▶ _What you have to do_:
Every line of the entries that holds the word "name" is to be copied.

Component data from apps and pages
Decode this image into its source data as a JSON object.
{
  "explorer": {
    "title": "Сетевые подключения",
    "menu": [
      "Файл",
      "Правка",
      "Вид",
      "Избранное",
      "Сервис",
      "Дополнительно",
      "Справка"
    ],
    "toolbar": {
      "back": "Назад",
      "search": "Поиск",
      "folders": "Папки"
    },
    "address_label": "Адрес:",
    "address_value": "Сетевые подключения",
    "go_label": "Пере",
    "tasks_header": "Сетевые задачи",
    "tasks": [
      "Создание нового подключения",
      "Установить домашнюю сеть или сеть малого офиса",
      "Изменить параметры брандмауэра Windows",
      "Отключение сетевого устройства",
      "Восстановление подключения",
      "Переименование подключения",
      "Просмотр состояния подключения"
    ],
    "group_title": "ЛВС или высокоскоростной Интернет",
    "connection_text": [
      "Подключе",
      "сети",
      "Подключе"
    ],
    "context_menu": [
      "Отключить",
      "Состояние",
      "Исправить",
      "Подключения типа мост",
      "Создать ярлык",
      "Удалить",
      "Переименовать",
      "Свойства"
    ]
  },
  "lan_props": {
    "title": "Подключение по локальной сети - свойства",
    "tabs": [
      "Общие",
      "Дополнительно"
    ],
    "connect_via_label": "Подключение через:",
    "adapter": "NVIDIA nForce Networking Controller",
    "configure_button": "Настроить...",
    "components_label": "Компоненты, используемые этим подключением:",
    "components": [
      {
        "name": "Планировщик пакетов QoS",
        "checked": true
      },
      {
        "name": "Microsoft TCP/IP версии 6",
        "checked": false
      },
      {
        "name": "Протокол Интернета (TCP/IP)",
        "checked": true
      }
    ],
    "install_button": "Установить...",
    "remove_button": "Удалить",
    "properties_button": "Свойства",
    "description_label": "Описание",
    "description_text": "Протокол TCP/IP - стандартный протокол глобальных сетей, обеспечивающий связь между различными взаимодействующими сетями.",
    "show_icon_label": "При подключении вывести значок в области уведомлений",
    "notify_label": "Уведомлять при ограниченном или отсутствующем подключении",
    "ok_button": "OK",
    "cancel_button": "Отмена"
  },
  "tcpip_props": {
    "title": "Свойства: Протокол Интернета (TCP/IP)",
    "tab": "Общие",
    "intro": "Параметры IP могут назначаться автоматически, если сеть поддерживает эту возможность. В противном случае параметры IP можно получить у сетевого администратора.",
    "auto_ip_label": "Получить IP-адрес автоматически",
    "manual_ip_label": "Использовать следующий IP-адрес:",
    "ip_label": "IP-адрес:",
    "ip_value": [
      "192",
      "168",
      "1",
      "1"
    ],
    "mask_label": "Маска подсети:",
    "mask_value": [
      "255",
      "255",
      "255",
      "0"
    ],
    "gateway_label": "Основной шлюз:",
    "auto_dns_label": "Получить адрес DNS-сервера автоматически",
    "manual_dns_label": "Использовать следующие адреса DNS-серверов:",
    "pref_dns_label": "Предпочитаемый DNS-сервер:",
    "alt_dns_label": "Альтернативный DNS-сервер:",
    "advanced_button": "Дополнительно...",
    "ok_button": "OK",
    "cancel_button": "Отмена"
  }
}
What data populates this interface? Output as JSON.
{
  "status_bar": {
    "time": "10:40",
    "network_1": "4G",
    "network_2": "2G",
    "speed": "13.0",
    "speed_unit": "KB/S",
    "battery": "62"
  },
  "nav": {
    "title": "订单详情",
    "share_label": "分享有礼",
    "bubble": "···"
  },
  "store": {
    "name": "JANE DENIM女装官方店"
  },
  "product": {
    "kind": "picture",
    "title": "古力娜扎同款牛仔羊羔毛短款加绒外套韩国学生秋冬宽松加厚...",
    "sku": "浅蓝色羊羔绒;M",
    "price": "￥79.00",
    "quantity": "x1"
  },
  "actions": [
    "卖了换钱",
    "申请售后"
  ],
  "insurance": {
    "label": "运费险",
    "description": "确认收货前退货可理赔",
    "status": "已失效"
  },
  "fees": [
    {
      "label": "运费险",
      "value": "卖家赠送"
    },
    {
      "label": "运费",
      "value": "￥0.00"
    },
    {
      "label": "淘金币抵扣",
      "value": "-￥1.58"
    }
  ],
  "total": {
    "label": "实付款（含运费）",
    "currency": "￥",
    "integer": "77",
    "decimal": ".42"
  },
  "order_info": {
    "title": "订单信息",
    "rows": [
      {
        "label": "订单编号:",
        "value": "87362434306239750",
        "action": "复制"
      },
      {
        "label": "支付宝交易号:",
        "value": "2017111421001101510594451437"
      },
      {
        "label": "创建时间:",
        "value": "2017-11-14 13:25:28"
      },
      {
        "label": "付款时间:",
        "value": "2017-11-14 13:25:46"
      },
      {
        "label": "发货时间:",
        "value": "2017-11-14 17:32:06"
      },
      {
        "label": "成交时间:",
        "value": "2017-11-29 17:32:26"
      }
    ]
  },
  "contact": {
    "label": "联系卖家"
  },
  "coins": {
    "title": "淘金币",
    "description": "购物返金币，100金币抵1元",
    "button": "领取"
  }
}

▶ _Result of the exercise_:
        "name": "Планировщик пакетов QoS",
        "name": "Microsoft TCP/IP версии 6",
        "name": "Протокол Интернета (TCP/IP)",
    "name": "JANE DENIM女装官方店"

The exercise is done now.